A fit and successful man, Ryan loves his mom, but feels sorry for her too, in the way that only newly minted adults will sometimes feel sorry their older relatives, particularly those closest to them, well ok, admittedly, in the way newly minted adults will sometimes feel sorry for their mothers. It has occurred to him that had his parents stayed together, the burden of thinking so much about his mother could have been displaced, since it would have been largely the responsibility of his father. Now he felt the weight. He had rebelled against taking this on in high school, but gradually assumed the mantel as the years progressed.
When he visits his mother, Ryan has a protocol for keeping track of her. Inevitably, her preparation of an elaborate meal helps him create ruses to slip off into her room: He wants to check his weight because he doesn’t keep a scale at home; he wants to look at her pictures because he likes looking at them; he needs to borrow her Bible to look something up. Had Ryan lived in town, his mother would have been suspicious that he went into her room at all, but she was always so happy to see him, she didn’t ask questions.

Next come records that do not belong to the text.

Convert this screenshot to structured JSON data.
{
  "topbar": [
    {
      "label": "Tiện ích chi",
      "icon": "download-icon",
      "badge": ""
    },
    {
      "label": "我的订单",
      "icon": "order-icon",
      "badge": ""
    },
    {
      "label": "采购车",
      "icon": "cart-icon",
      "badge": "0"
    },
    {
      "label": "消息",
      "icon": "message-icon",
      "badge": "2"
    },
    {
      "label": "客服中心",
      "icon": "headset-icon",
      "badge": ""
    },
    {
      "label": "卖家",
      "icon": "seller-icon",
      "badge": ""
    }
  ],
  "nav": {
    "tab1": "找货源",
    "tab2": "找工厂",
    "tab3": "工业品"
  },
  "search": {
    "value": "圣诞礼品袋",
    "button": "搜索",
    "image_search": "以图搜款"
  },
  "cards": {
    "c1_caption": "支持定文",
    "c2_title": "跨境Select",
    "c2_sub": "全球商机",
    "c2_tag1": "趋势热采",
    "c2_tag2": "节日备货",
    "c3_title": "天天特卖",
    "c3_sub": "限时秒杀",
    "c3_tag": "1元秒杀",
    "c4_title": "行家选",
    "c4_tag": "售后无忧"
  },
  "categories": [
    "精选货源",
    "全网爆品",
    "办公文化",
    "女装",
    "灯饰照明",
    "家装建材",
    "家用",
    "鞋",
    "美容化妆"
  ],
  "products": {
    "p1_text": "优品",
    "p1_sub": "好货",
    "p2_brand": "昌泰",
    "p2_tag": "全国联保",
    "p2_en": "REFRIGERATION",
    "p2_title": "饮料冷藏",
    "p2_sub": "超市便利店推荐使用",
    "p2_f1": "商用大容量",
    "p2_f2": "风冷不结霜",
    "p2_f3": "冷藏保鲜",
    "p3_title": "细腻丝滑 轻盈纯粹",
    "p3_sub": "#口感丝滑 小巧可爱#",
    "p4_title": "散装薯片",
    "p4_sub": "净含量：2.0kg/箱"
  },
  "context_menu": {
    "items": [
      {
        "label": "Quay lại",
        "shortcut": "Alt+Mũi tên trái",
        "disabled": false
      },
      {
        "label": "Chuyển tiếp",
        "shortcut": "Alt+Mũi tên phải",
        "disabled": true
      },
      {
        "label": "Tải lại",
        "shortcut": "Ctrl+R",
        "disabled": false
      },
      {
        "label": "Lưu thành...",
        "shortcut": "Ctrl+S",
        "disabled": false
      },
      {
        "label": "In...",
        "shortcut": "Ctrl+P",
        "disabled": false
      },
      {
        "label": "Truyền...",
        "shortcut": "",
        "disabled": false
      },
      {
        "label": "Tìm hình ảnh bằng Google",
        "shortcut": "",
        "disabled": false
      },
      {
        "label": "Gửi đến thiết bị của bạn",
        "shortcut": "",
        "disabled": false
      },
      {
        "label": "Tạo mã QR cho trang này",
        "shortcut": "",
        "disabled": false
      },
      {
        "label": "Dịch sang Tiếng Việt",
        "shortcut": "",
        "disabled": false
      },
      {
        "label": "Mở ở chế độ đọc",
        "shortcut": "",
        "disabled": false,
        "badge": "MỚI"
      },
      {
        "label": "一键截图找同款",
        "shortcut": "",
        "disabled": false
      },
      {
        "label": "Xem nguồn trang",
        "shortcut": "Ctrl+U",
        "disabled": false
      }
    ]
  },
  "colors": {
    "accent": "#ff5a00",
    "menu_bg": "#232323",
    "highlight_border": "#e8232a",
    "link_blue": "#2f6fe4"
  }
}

He knows where she keeps her blood sugar monitor; he checks recent readings and the ninety day history. He syncs the scale he bought her to his phone and tracks her weight; nothing new there which is both good and bad. He checks the notebook beside her bed where she keeps a written record of finances and doctors’ appointments. She is still in trouble financially and physically though her smile and easy manner seems to bely that. This was just her way. He checks her Bible. The tiny piece of paper he inserted at the edge of a page in the New Testament is still in place which means she hadn’t unzipped the cover and read her Bible and likely hadn’t attended church and Bible study. There is a whiskey bottle bedside— not great—though it is still mostly full. The dust level on her dresser is reaching visible though oft used surfaces like her bedside secretary desk is variably dust free.
Sometimes, he had been surprised by notebooks found in her secretary such as a girlhood diary she kept of her travels with her family in Egypt and Israel. The notebook contained hieroglyphics and their translations and notes about Christmas in Israel, but also complaints about his aunt and grandmother, that they huddled together and gossiped on the trip and left her out. His late uncle and grandfather formed the male unit. She complained she didn’t fit into her own family. This had surprised him, though she would never have admitted any of this to his face. She may not have remembered writing this down. Who knows that she didn’t remember this experience or remember sticking this journal into her secretary desk.
One time he had seen his mother, a younger version of his mother, tidying up the bookshelves in the spare bedroom where he slept. He had sensed her presence, and when he opened his eyes, it was confirmed, but he was afraid. He knew she was not the mother that was alive now. His current mother had thinning hair and moved more deliberately, as if she were thinking before deciding to invest in a certain commitment to act. He was afraid for as he observed this newer version of her—which was younger and more carefree–he also heard his older mother in the kitchen, making his dinner. At dinner, he said nothing about this phantom but he had the unsettling sense he didn’t know his mother, that he didn’t know anything about how she lived or what she thought or how she had experienced life, though she still seemed to know a great deal about him, even what he chose to leave unspoken.
It was always a relief to leave his mother’s home and enter into the chaos of his father’s life, one with fewer memories of the past, a new family with a new mother and brother, where life with his father’s former wife was rarely, if ever, spoken of. And then it was even more of a relief to go home to his own town where there was less history and more possibility, where anything could happen, where the horizon expanded out in all directions.
And he was thankful he had yet to see his mother’s younger double here at his new apartment. He prayed for a stay of execution.